A lot of good points were raised in this discussion and a lot of food for

thought. Make sure you document your quilts!!

Monica in Maine (where it's snowing a bit!)

 

 

 

------------------------------

Date: Sun, 08 Apr 2001 06:53:46 -0500

From: "Ann G. Hubbard" <ahubbardcdoc.net>

 

This is fascinating, don't get hooked!

http://womensearlyart.net/quilts/f/fantasybug.html

This is a very intensive site and has lots of great information.

Ann from Lake of the Ozarks, MO

------------------------------

Date: Sun, 08 Apr 2001 09:39:59 +0000

From: Bobbie Aug <qwltprouswest.net>

 

Pepper stated it very well. When I judge, I judge how well the maker

accomplished her goal. It is very difficult to do excellent machine quilting

too. So, quality of workmanship, how well does the quilting pattern(s) enhance

the overall quilt design (mattress pad quilting usually doesn't succeed here),

and other criteria. In general, I am not impressed by the amount of hours the

quilt took, but the overall results.

I can remember when quilt categories specified "Hand Pieced, ____quilted," or

Machine Pieced, ______quilted." Of course, it took much longer to hand piece

the top than machine piece the top, but sometimes it was more difficult to

machine piece certain patterns and so the categories evolved to "Pieced,

________quilted," etc. and no longer specified the method of piecing.

When Caryl Bryer Fallert won the Best of Show at the AQS Show in Paducah (when

the prize was ONLY $10,000 and not the current $18,000), her quilt was machine

pieced and machine quilted. I remember the furror this caused as this was the

first winner (At AQS and any major show) that had been machine quilted. Caryl's

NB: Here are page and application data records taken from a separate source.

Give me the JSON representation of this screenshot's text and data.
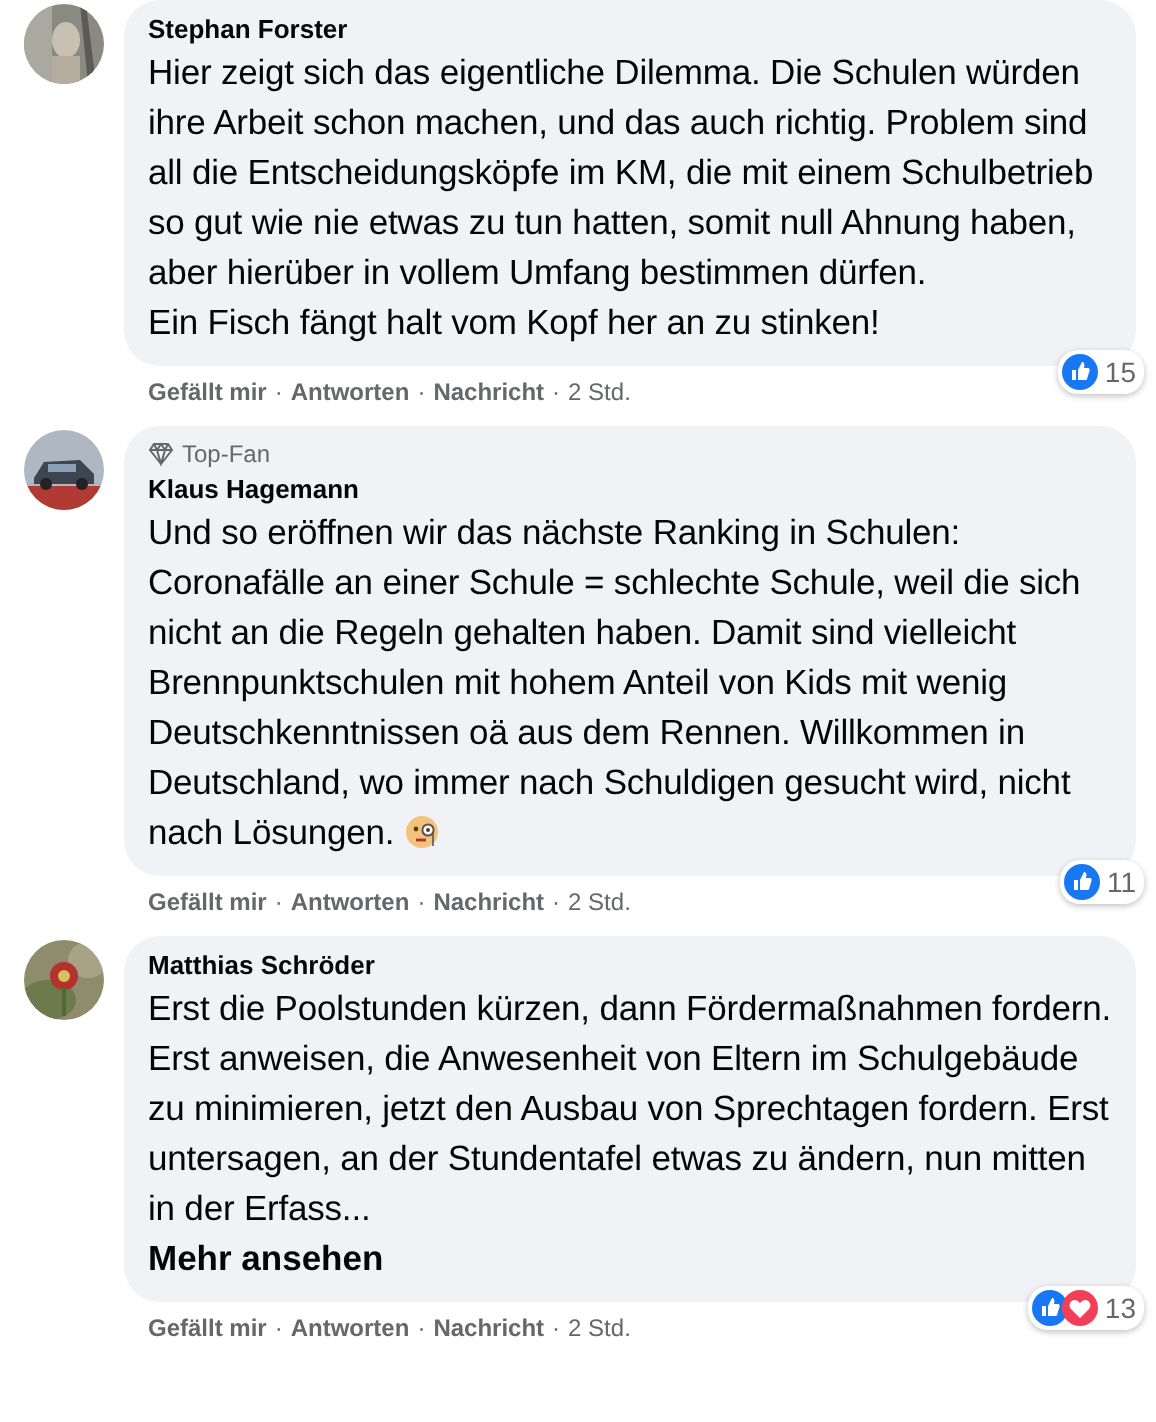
{
  "separator": "·",
  "comments": [
    {
      "author": "Stephan Forster",
      "text": "Hier zeigt sich das eigentliche Dilemma. Die Schulen würden ihre Arbeit schon machen, und das auch richtig. Problem sind all die Entscheidungsköpfe im KM, die mit einem Schulbetrieb so gut wie nie etwas zu tun hatten, somit null Ahnung haben, aber hierüber in vollem Umfang bestimmen dürfen.\nEin Fisch fängt halt vom Kopf her an zu stinken!",
      "actions": [
        "Gefällt mir",
        "Antworten",
        "Nachricht"
      ],
      "time": "2 Std.",
      "reactions": [
        {
          "kind": "like"
        }
      ],
      "reaction_count": "15"
    },
    {
      "author": "Klaus Hagemann",
      "badge": "Top-Fan",
      "text": "Und so eröffnen wir das nächste Ranking in Schulen: Coronafälle an einer Schule = schlechte Schule, weil die sich nicht an die Regeln gehalten haben. Damit sind vielleicht Brennpunktschulen mit hohem Anteil von Kids mit wenig Deutschkenntnissen oä aus dem Rennen. Willkommen in Deutschland, wo immer nach Schuldigen gesucht wird, nicht nach Lösungen.",
      "emoji": {
        "kind": "monocle"
      },
      "actions": [
        "Gefällt mir",
        "Antworten",
        "Nachricht"
      ],
      "time": "2 Std.",
      "reactions": [
        {
          "kind": "like"
        }
      ],
      "reaction_count": "11"
    },
    {
      "author": "Matthias Schröder",
      "text": "Erst die Poolstunden kürzen, dann Fördermaßnahmen fordern. Erst anweisen, die Anwesenheit von Eltern im Schulgebäude zu minimieren, jetzt den Ausbau von Sprechtagen fordern. Erst untersagen, an der Stundentafel etwas zu ändern, nun mitten in der Erfass...",
      "more_link": "Mehr ansehen",
      "actions": [
        "Gefällt mir",
        "Antworten",
        "Nachricht"
      ],
      "time": "2 Std.",
      "reactions": [
        {
          "kind": "like"
        },
        {
          "kind": "love"
        }
      ],
      "reaction_count": "13"
    }
  ]
}
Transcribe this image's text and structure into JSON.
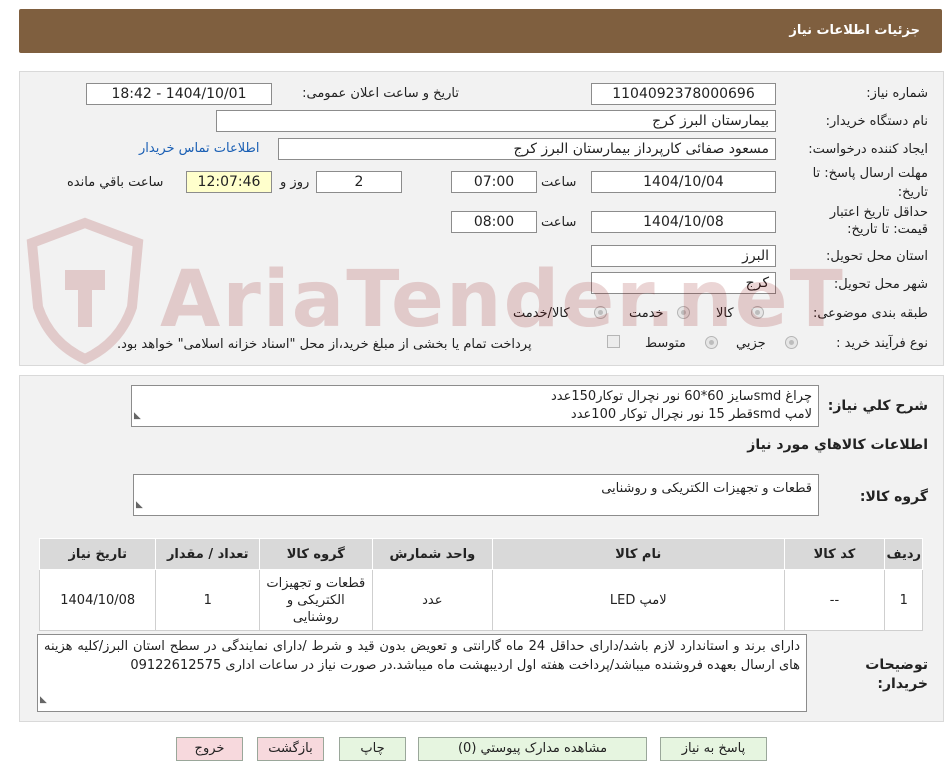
{
  "header": {
    "title": "جزئیات اطلاعات نیاز"
  },
  "details": {
    "need_number_label": "شماره نیاز:",
    "need_number": "1104092378000696",
    "announce_label": "تاریخ و ساعت اعلان عمومی:",
    "announce_value": "1404/10/01 - 18:42",
    "buyer_org_label": "نام دستگاه خریدار:",
    "buyer_org": "بیمارستان البرز کرج",
    "requester_label": "ایجاد کننده درخواست:",
    "requester": "مسعود صفائی کارپرداز بیمارستان البرز کرج",
    "contact_link": "اطلاعات تماس خریدار",
    "deadline_label_1": "مهلت ارسال پاسخ: تا",
    "deadline_label_2": "تاریخ:",
    "deadline_date": "1404/10/04",
    "hour_label": "ساعت",
    "deadline_time": "07:00",
    "days_value": "2",
    "days_label": "روز و",
    "remaining_time": "12:07:46",
    "remaining_label": "ساعت باقي مانده",
    "validity_label_1": "حداقل تاریخ اعتبار",
    "validity_label_2": "قیمت: تا تاریخ:",
    "validity_date": "1404/10/08",
    "validity_time": "08:00",
    "province_label": "استان محل تحویل:",
    "province": "البرز",
    "city_label": "شهر محل تحویل:",
    "city": "کرج",
    "category_label": "طبقه بندی موضوعی:",
    "category_options": [
      "کالا",
      "خدمت",
      "کالا/خدمت"
    ],
    "process_label": "نوع فرآیند خرید :",
    "process_options": [
      "جزیي",
      "متوسط"
    ],
    "process_note": "پرداخت تمام یا بخشی از مبلغ خرید،از محل \"اسناد خزانه اسلامی\" خواهد بود."
  },
  "summary": {
    "label": "شرح کلي نياز:",
    "line1": "چراغ smdسایز 60*60 نور نچرال توکار150عدد",
    "line2": "لامپ smdقطر 15 نور نچرال توکار 100عدد"
  },
  "goods": {
    "section_title": "اطلاعات کالاهاي مورد نياز",
    "group_label": "گروه کالا:",
    "group_value": "قطعات و تجهیزات الکتریکی و روشنایی",
    "columns": [
      "رديف",
      "کد کالا",
      "نام کالا",
      "واحد شمارش",
      "گروه کالا",
      "تعداد / مقدار",
      "تاریخ نیاز"
    ],
    "rows": [
      {
        "index": "1",
        "code": "--",
        "name": "لامپ LED",
        "unit": "عدد",
        "group": "قطعات و تجهیزات الکتریکی و روشنایی",
        "qty": "1",
        "date": "1404/10/08"
      }
    ]
  },
  "buyer_notes": {
    "label_1": "توضیحات",
    "label_2": "خریدار:",
    "text": "دارای برند و استاندارد لازم باشد/دارای حداقل 24 ماه گارانتی و تعویض بدون قید و شرط /دارای نمایندگی در سطح استان البرز/کلیه هزینه های ارسال بعهده فروشنده میباشد/پرداخت هفته اول اردیبهشت ماه میباشد.در صورت نیاز در ساعات اداری 09122612575"
  },
  "buttons": {
    "reply": "پاسخ به نیاز",
    "attachments": "مشاهده مدارک پیوستي (0)",
    "print": "چاپ",
    "back": "بازگشت",
    "exit": "خروج"
  },
  "watermark": {
    "text": "AriaTender.neT"
  },
  "colors": {
    "header_bg": "#7f5f3f",
    "panel_bg": "#f2f2f2",
    "link": "#1a5fb4",
    "time_bg": "#ffffcc",
    "btn_green": "#e6f5e0",
    "btn_pink": "#f7d9dd"
  }
}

quilt was so beautiful that when you first walked into the show and saw this

quilt from a distance, it didn't matter if it was glued together - the design

was breathtaking. Since that time, we have come to expect this quality of quilt

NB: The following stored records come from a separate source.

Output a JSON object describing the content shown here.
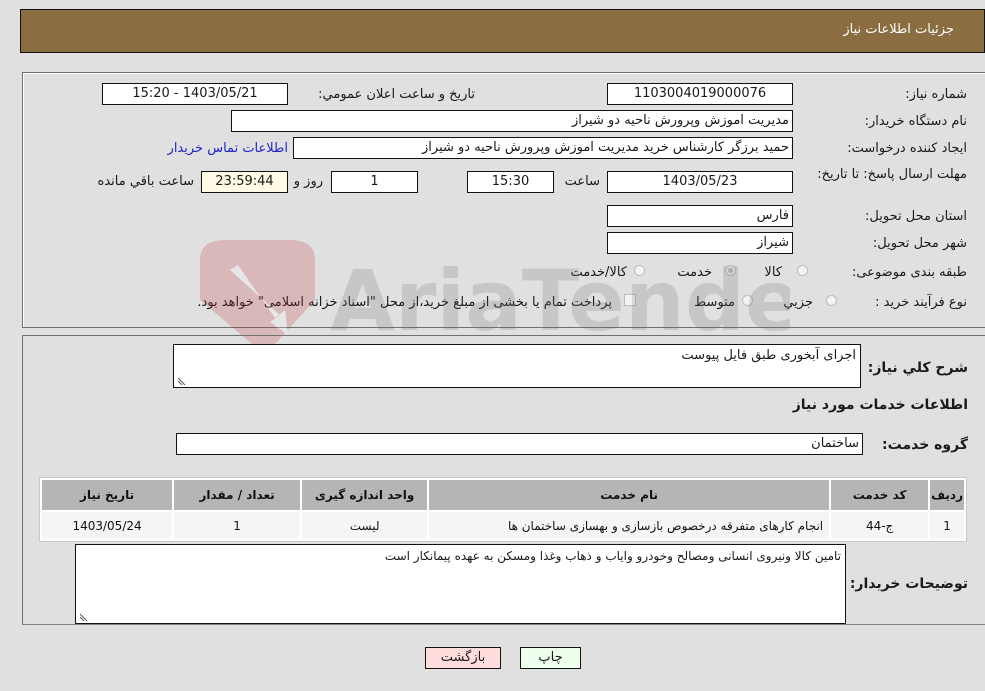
{
  "header": {
    "title": "جزئيات اطلاعات نياز"
  },
  "fields": {
    "need_number": {
      "label": "شماره نياز:",
      "value": "1103004019000076"
    },
    "announce_datetime": {
      "label": "تاريخ و ساعت اعلان عمومي:",
      "value": "1403/05/21 - 15:20"
    },
    "buyer_org": {
      "label": "نام دستگاه خريدار:",
      "value": "مديريت اموزش وپرورش ناحيه دو شيراز"
    },
    "requester": {
      "label": "ايجاد کننده درخواست:",
      "value": "حميد برزگر کارشناس خريد مديريت اموزش وپرورش ناحيه دو شيراز"
    },
    "buyer_contact_link": "اطلاعات تماس خريدار",
    "deadline": {
      "label": "مهلت ارسال پاسخ: تا تاريخ:",
      "date": "1403/05/23",
      "time_label": "ساعت",
      "time": "15:30",
      "days": "1",
      "days_label": "روز و",
      "remaining": "23:59:44",
      "remaining_label": "ساعت باقي مانده"
    },
    "province": {
      "label": "استان محل تحويل:",
      "value": "فارس"
    },
    "city": {
      "label": "شهر محل تحويل:",
      "value": "شيراز"
    },
    "category": {
      "label": "طبقه بندی موضوعی:",
      "options": [
        "کالا",
        "خدمت",
        "کالا/خدمت"
      ],
      "selected": "خدمت"
    },
    "purchase_process": {
      "label": "نوع فرآيند خريد :",
      "options": [
        "جزيي",
        "متوسط"
      ],
      "treasury_note": "پرداخت تمام يا بخشی از مبلغ خريد،از محل \"اسناد خزانه اسلامی\" خواهد بود."
    }
  },
  "details": {
    "general_desc_label": "شرح کلي نياز:",
    "general_desc": "اجرای آبخوری طبق فایل پیوست",
    "services_title": "اطلاعات خدمات مورد نياز",
    "service_group_label": "گروه خدمت:",
    "service_group": "ساختمان",
    "table": {
      "headers": [
        "رديف",
        "کد خدمت",
        "نام خدمت",
        "واحد اندازه گيری",
        "تعداد / مقدار",
        "تاريخ نياز"
      ],
      "rows": [
        [
          "1",
          "ج-44",
          "انجام کارهای متفرقه درخصوص بازسازی و بهسازی ساختمان ها",
          "ليست",
          "1",
          "1403/05/24"
        ]
      ]
    },
    "buyer_notes_label": "توضيحات خريدار:",
    "buyer_notes": "تامين کالا ونيروی انسانی ومصالح وخودرو واياب و ذهاب وغذا ومسکن به عهده پيمانکار است"
  },
  "buttons": {
    "print": "چاپ",
    "back": "بازگشت"
  },
  "colors": {
    "header_bg": "#8b6d42",
    "print_bg": "#eeffee",
    "back_bg": "#ffdddd",
    "link": "#2222cc"
  }
}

from Caryl and aren't so overwhelmed like in the "olden days." Still, there was

disagreement because each perfect stitch was put there by a machine - each

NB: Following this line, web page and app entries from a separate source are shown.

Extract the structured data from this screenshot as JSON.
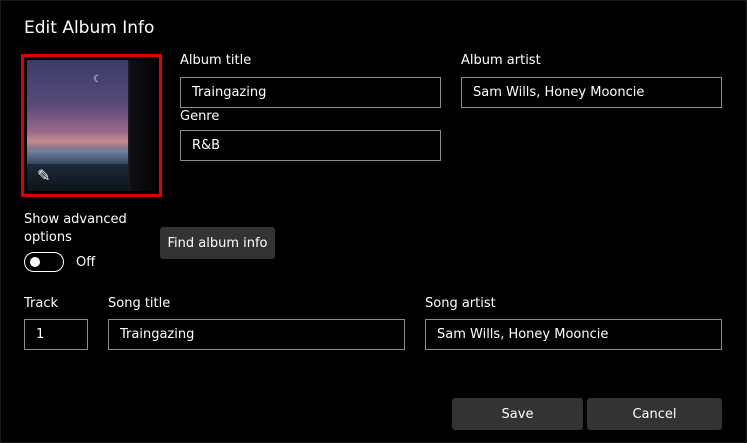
{
  "dialog": {
    "title": "Edit Album Info"
  },
  "album": {
    "title_label": "Album title",
    "title_value": "Traingazing",
    "artist_label": "Album artist",
    "artist_value": "Sam Wills, Honey Mooncie",
    "genre_label": "Genre",
    "genre_value": "R&B"
  },
  "advanced": {
    "label": "Show advanced options",
    "toggle_state": "Off"
  },
  "find_button": "Find album info",
  "track": {
    "number_label": "Track",
    "number_value": "1",
    "song_title_label": "Song title",
    "song_title_value": "Traingazing",
    "song_artist_label": "Song artist",
    "song_artist_value": "Sam Wills, Honey Mooncie"
  },
  "buttons": {
    "save": "Save",
    "cancel": "Cancel"
  },
  "icons": {
    "edit": "pencil-icon",
    "moon": "moon-icon"
  },
  "colors": {
    "selection_border": "#e10000",
    "button_bg": "#333333",
    "field_border": "#8a8a8a"
  }
}
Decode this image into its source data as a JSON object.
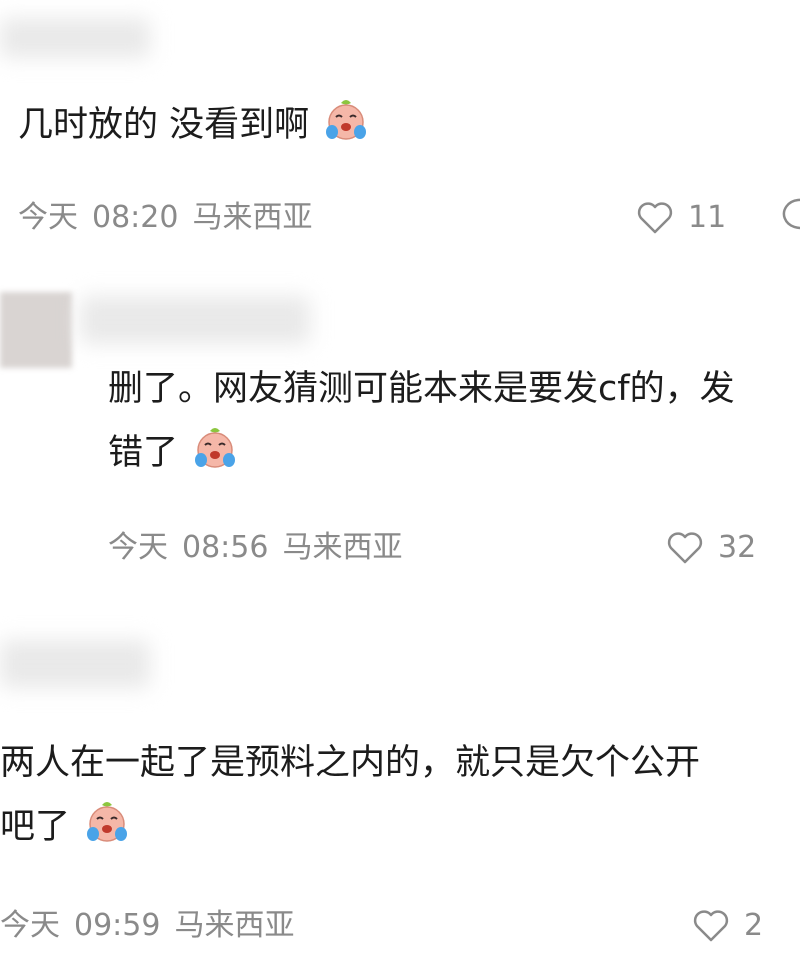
{
  "comments": [
    {
      "text": "几时放的 没看到啊",
      "emoji": "crying-face-icon",
      "date": "今天",
      "time": "08:20",
      "location": "马来西亚",
      "likes": "11"
    },
    {
      "line1": "删了。网友猜测可能本来是要发cf的，发",
      "line2": "错了",
      "emoji": "crying-face-icon",
      "date": "今天",
      "time": "08:56",
      "location": "马来西亚",
      "likes": "32"
    },
    {
      "line1": "两人在一起了是预料之内的，就只是欠个公开",
      "line2": "吧了",
      "emoji": "crying-face-icon",
      "date": "今天",
      "time": "09:59",
      "location": "马来西亚",
      "likes": "2"
    }
  ],
  "colors": {
    "text": "#1c1c1c",
    "meta": "#8a8a8a",
    "background": "#ffffff"
  }
}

rounded corner and straight line perfect beyond comprehension.

Well...I got carried away a bit, but if you haven't tried machine quilting, I

suggest you do so. Walk in both pairs of shoes...

By the way, I'm a terrible machine quilter!

Bobbie Aug

Date: Mon, 09 Apr 2001 14:34:49 -0400

From: Beth Donaldson <quiltsmuseum.msu.edu>

 

I couldn't agree more with the statement made about trying machine

quilting. After many years of mediocre machine quilting, I've finally

gotten "good" after a class with Sue Nickels! I also hand quilt. Recently

I've employed long arm machine quilters to finish quilt tops for various

reasons. These machine quilters varied from beginners to very experienced

and there is definitely a difference between their work too! Types of

techniques don't matter. It's all in the execution. To be a good judge I

recommend you not be the master of every technique, but try as many

techniques as you can so you can appreciate the challenges the quilt maker

faces. As for credit, everyone involved should be given credit. However if

you got paid, you don't also get prize money.

Beth Donaldson

------------------------------

Date: Mon, 9 Apr 2001 16:22:03 EDT

From: QultFrFnaol.com

 

Beth -- I agree with you. Before a judge begins to deride any technique

he/she needs to understand (and have tried) the technique in question. Some

look a lot easier than they are. I have known some quilt judges who DO NOT

QUILT -- yes, that is another area of discussion.

I also agree about the prize money. I give credit for any work done on a

quilt of mine...and I pay for that labor. I usually plan and design the

machine quilting...but don't always do it myself. The 'end-product' is

totally mine. I can't imagine a worker coming back to request a percentage

of royalties derived from a book that I've written -- just because she

quilted one or more of the quilts. It's the same with prize money.

Nancy Brenan Daniel AZ

------------------------------

Date: Mon, 9 Apr 2001 15:24:47 -0500 (Central Daylight Time)

From: Mary Persyn <Mary.Persynvalpo.edu>

 

In case you haven't heard - the U.S. Post Office is going

to issue 4 Amish quilt stamps this summer. The first day

of issue will be August 9 at Amish Acres in Napanee,

Indiana.

For more information see

www.amishacres.com

Mary